Where are b-to-b marketers falling short with their Web sites?
Carton: Overall, I think that sites fall short on putting content first. I see this in software sites all the time, particularly in the content management system space. When I've got a new assignment to find a set of potential CMS software candidates for a new project, marketing-speak or ridiculously detailed lists of features get in the way. I need to be able to compare one piece of software against another. I need to know that they've got satisfied customers by having access to real testimonials. I need to be able to sell my selection to my client. I need to know what the basic features are that differentiate it from the competition. I need to know—gasp!—the price. And I'm not all that different from someone who's dealing in any part of the b-to-b space, no matter what the industry. Look, you can't trick me. Either it fits the budget and the specs or it doesn't. No amount of Web 2.0-i-ness or marketing whizbangery is going to make a difference if those two things don't match.

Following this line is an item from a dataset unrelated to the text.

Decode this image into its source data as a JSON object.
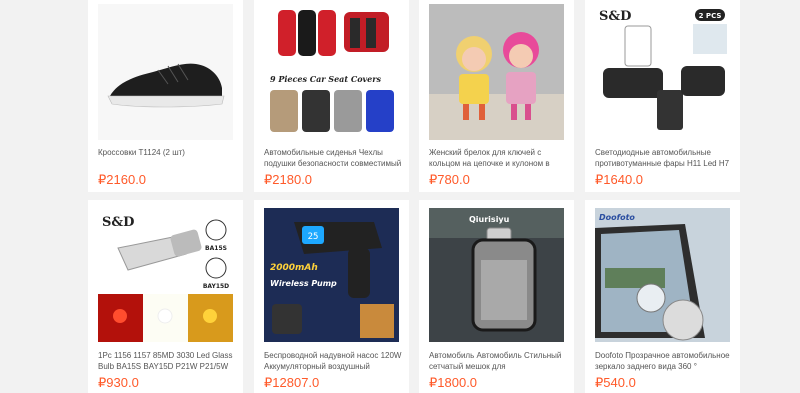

What's on the horizon for b-to-b Web sites?
Carton: More sites turning back to the basics: providing solid, easy-to-use information that comes out of a deep understanding of the needs of users. Does this mean turning away from technology trends? No. … A good Web site is one that does things that can't be done without the Web. All the Web 2.0 stuff that people point to—user-contributed content, video, real-time interaction with data via Ajax, blogs, etc.—are really all things that can't be done without a globally linked, networked, real-time platform for information: in short, the Web. If b-to-b marketers aren't doing stuff that 1) addresses the real needs of their customers and 2) can't be done in any other way than online, then they're missing the boat.